          The pain and isolation of these 40 days of Lent and the last 48 hours are now finished. We have taken Christ’s still warm battered and bloodied body down from the cross, wrapped it in cloth and laid it in Joseph of Arimathea's tomb. The stone has been rolled in front, sealing our friend and master away from us forever. Death has done its work, so we now must go do ours. With the women we go to the tomb, both to grieve and to show Christ’s body the honour it was denied on the cross by anointing it for burial. We know how the story goes, the stone is gone, the body is missing, Jesus has done as he said he would, he is risen! This moment is more than just a story we all know, however, it's about a living experience of faith, something we’ve been living in our world today.

          The tomb being in a garden reminds us of the garden of Genesis, when all things were made new. The tomb therefore is a point of a new beginning, a new creation, a new life. This is surprising because of how much it feels like we hear this story every year, and life goes back to normal the day after. However, this year, the tomb holds something different. It holds the light of new life which for the first time perhaps in our life times asks us to make a choice about how we want to respond to the presence of the risen Christ in our lives today, because of what yesterday was, and what tomorrow will bring.

          Easter is about new life, we know that, but it is about new life in relationship with both God, ourselves, our world, and our neighbour, which during this isolation takes on a specific resonance. This easter we are being surprised by the works of God all around us which are calling us into new life, new patterns of life. From the technology which is helping you and I worship tonight, to our phone tree’s, email, facetime and more, we are reconnecting with each other in ways we might not have imagined possible. Our world is also recovering from our isolation as we travel less, pollution is diminishing, salmon stocks are returning, wildlife are recovering. This garden we inhabit, called Earth, is coming alive in the newness of Christ’s salvific light which shines brightly in our hearts this night.

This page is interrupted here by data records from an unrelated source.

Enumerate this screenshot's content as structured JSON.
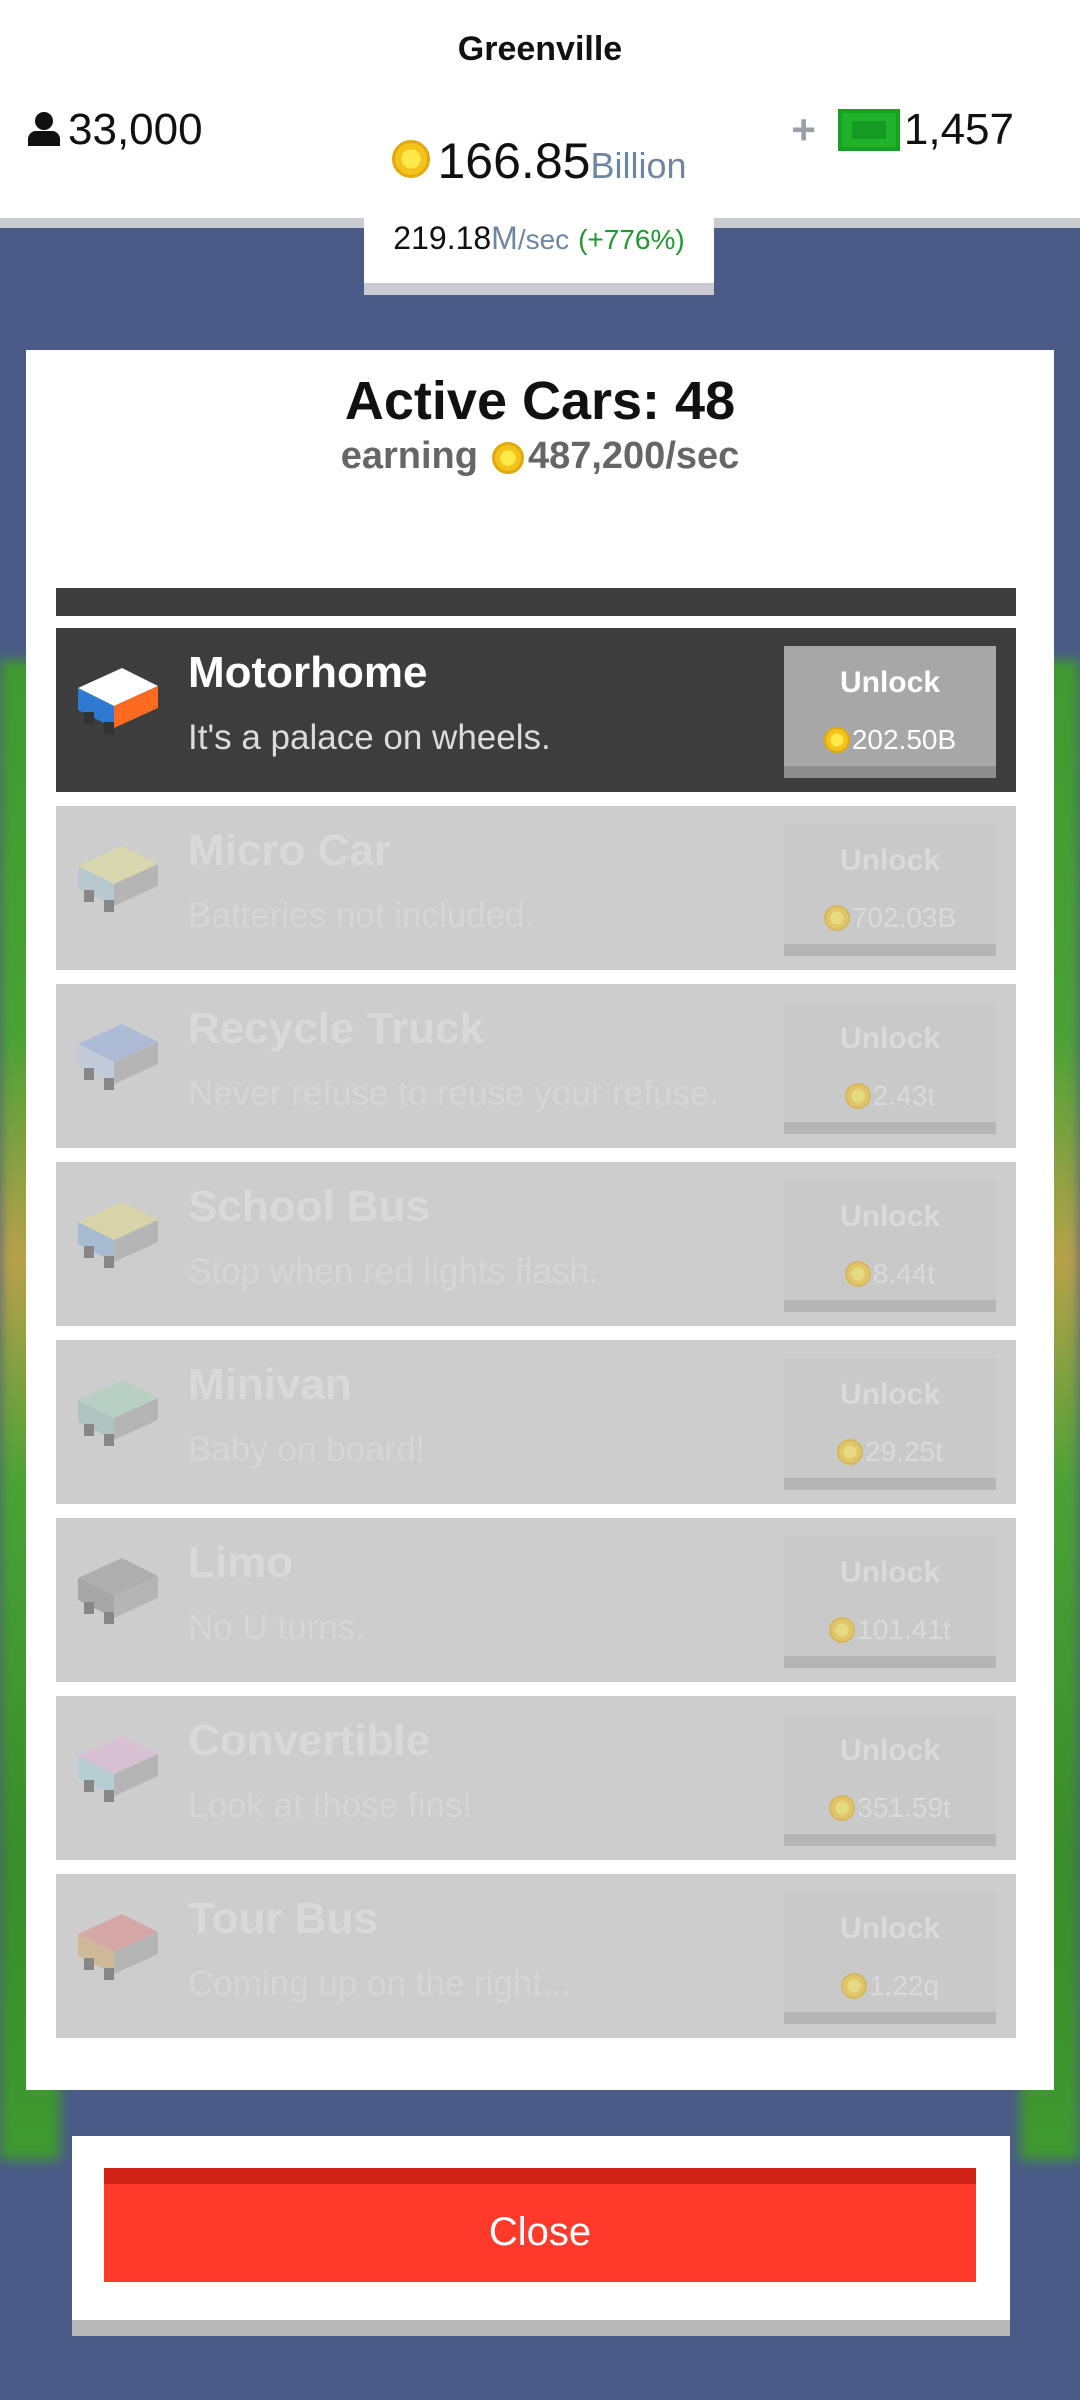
{
  "header": {
    "city": "Greenville",
    "population": "33,000",
    "money_value": "166.85",
    "money_unit": "Billion",
    "rate_value": "219.18",
    "rate_unit": "M",
    "rate_per": "/sec",
    "rate_pct": "(+776%)",
    "cash_plus": "+",
    "cash_value": "1,457"
  },
  "panel": {
    "title": "Active Cars: 48",
    "earning_label": "earning",
    "earning_value": "487,200/sec"
  },
  "cars": [
    {
      "name": "Motorhome",
      "desc": "It's a palace on wheels.",
      "unlock": "Unlock",
      "price": "202.50B",
      "active": true,
      "colors": [
        "#ffffff",
        "#2f7ad1",
        "#ff6a21"
      ]
    },
    {
      "name": "Micro Car",
      "desc": "Batteries not included.",
      "unlock": "Unlock",
      "price": "702.03B",
      "active": false,
      "colors": [
        "#e9e48a",
        "#9ec4d6",
        "#9a9a9a"
      ]
    },
    {
      "name": "Recycle Truck",
      "desc": "Never refuse to reuse your refuse.",
      "unlock": "Unlock",
      "price": "2.43t",
      "active": false,
      "colors": [
        "#8aa6e2",
        "#b9c7e8",
        "#9a9a9a"
      ]
    },
    {
      "name": "School Bus",
      "desc": "Stop when red lights flash.",
      "unlock": "Unlock",
      "price": "8.44t",
      "active": false,
      "colors": [
        "#e6dc7d",
        "#7aa8d9",
        "#9a9a9a"
      ]
    },
    {
      "name": "Minivan",
      "desc": "Baby on board!",
      "unlock": "Unlock",
      "price": "29.25t",
      "active": false,
      "colors": [
        "#9fd3b7",
        "#8bbbb3",
        "#9a9a9a"
      ]
    },
    {
      "name": "Limo",
      "desc": "No U turns.",
      "unlock": "Unlock",
      "price": "101.41t",
      "active": false,
      "colors": [
        "#8a8a8a",
        "#7a7a7a",
        "#9a9a9a"
      ]
    },
    {
      "name": "Convertible",
      "desc": "Look at those fins!",
      "unlock": "Unlock",
      "price": "351.59t",
      "active": false,
      "colors": [
        "#e7b2dc",
        "#9cd1d6",
        "#9a9a9a"
      ]
    },
    {
      "name": "Tour Bus",
      "desc": "Coming up on the right...",
      "unlock": "Unlock",
      "price": "1.22q",
      "active": false,
      "colors": [
        "#e07a7a",
        "#d1a45a",
        "#9a9a9a"
      ]
    }
  ],
  "close_label": "Close"
}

          So what if this time, this pandemic, this Eastertide is about you and I stepping up to our vulnerable selves in God, and moving out into the world as a visible presence of compassion, love, and hope? What if this is the time when we let go of the patterns that keep us in yesterday, a yesterday where death is the final victor, and move into today where death, the power of death which is letting go of our need to be in control and taking on daily the image of Christ in our lives, is no longer the end but our doorway into a totally fulfilled life.

          In the midst of this grand night, in the depths of darkness, we gather in the midst of Death awaiting the light of Christ. A light which crushes our yesterday into rubble, and opens us to tomorrow, a tomorrow in which we flourish because of the new life we find in our relationships with God, with each other and with our world. Our tomorrow starts tonight, in the dark, in the hearty flame of God's love for us made flesh in the resurrected Christ. A flame no darkness can extinguish, and a flame which brings new life to our gardens. So church, the light of Christ is blazing tonight with a fiery passion for this world’s new birth. How will you live your life differently, because of what you see and hear this night in the dark?